Okwe Obi, Abuja
The Federal Government has been urged to subsidise the cost of sanitary pads for girls in rural areas, just like condoms are offered freely in most of its hospitals.
Founder, Pad-Up Africa, Ashley Lori, while leading a sensitisation campaign to rake in one million pads for girls in Abuja, said poverty had led so many young girls to use newspapers and rags as sanitary pads.
She said: “We saw the need for girls having sanitary pads in schools unlike boys having condoms for free. We believe that if you can give boys condoms for free when sex is a choice, you should be able to give sanitary pads for free because girls do not have a choice. Ours should be more mandatory in government policies to have them for free in schools, so that girls won’t miss out of school during their menstrual period.”
She added that over 25,000 sanitary pads had been distributed to schools, maintaining that it was just a tip of the iceberg because of the high proportion of girls who use tissue paper, rags and even leaves in place of sanitary pads.
“We have 62 schools in Abuja, we have reached 18 schools and have covered more than 35,000 girls. We have reached three IDP camps, two in Nasarawa State, one in Minna. We have distributed over 25,000 pads. We are looking at getting one million pads. Our aim is to make sure that government keys into this and see to the distribution of sanitary pads in schools.
“I was shocked to see four girls cluttering around a tree, and I saw blood on a paper. I discovered that one of the girls was trying to change her pad with a newspaper. Another girl told me that she wears up to six skirts, and she keeps removing them as they get soaked in blood and when it gets to the last one she leaves the school easily because it is not fenced.
“If sanitary pad is as low as N350, it should be affordable and accessible to girls. We sensitised a school in Nasarawa State and distributed pads. One of girls told us that her mom refused to allow her use the sanitary pad because she doesn’t want us to get used to it due to its high cost.

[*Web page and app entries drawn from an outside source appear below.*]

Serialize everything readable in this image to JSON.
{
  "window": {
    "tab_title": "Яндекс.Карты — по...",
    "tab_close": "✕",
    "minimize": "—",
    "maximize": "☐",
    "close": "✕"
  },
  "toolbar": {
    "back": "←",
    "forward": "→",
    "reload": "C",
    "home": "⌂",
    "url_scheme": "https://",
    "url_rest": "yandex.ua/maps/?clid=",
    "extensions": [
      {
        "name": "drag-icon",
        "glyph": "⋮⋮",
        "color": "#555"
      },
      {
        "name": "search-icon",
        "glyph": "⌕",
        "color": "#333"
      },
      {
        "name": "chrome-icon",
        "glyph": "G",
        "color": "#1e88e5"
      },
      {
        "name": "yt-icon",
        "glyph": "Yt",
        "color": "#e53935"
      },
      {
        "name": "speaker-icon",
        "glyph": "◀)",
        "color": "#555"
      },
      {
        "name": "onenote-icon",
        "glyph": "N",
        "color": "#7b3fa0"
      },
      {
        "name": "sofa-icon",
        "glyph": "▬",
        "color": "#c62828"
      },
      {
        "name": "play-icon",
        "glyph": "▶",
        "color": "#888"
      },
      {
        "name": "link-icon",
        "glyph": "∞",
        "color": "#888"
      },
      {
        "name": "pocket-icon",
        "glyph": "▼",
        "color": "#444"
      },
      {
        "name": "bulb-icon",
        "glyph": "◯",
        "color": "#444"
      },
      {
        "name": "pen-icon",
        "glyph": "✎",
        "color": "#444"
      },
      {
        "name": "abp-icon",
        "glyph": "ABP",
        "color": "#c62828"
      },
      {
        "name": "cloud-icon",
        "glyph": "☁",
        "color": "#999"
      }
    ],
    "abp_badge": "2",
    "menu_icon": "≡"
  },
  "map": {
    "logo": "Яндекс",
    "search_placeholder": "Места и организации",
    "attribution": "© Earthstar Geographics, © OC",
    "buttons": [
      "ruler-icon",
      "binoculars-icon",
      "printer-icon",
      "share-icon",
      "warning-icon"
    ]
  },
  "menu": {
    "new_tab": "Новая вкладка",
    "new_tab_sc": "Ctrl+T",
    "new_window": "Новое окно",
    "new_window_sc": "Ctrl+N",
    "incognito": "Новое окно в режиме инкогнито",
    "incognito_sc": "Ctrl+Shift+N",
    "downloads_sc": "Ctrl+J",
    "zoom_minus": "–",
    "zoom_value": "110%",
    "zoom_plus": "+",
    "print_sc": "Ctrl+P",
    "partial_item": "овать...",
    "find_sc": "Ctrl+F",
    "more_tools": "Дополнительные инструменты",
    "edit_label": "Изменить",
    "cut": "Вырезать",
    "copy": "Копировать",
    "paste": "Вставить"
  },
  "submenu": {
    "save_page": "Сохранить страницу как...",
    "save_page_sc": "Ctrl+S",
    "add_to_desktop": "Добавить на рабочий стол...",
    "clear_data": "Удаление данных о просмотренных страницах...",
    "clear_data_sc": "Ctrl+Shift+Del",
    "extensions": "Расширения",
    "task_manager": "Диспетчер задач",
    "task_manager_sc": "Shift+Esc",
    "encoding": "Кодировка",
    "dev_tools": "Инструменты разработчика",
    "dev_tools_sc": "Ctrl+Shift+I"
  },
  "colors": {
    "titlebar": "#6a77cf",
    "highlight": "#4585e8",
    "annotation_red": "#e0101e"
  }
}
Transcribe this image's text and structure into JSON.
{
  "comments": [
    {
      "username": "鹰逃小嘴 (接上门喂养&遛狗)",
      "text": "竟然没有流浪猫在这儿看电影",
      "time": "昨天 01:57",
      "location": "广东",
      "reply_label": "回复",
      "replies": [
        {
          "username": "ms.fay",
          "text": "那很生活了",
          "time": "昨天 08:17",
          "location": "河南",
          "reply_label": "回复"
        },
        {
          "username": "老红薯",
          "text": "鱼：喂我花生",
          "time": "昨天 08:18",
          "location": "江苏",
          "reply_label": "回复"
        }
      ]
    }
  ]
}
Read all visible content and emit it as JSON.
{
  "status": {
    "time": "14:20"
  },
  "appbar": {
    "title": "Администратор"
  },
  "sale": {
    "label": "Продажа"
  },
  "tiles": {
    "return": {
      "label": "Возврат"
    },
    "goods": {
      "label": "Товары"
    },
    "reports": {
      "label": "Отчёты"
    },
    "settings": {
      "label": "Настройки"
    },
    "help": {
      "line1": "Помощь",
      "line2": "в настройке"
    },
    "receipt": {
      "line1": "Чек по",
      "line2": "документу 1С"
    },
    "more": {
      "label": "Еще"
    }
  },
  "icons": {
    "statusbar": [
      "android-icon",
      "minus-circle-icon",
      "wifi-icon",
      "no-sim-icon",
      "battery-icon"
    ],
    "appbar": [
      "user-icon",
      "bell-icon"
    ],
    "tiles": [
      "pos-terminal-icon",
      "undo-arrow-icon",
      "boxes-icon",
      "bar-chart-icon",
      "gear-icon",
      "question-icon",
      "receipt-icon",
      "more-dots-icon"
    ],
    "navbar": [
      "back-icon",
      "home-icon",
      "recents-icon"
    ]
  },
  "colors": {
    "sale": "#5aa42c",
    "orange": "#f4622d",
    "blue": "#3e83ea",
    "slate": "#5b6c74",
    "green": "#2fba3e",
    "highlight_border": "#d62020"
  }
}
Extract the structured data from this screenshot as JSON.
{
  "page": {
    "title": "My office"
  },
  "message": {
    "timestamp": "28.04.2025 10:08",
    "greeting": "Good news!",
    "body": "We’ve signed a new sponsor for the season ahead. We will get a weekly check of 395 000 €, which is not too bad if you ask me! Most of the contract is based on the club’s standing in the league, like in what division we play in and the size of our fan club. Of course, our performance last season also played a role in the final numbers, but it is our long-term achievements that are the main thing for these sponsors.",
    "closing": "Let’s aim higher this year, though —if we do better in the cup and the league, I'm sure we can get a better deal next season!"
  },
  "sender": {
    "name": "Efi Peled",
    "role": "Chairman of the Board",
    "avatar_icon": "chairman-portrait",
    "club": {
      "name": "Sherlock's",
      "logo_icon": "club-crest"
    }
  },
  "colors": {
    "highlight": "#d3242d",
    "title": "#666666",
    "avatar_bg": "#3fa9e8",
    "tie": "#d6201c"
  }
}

“We cannot sustain it. We are pushing for renewable pads. But, as it is, so many people like the conventional sanitary pads. If we make it affordable and biodegradable, it will be better for us,” she added.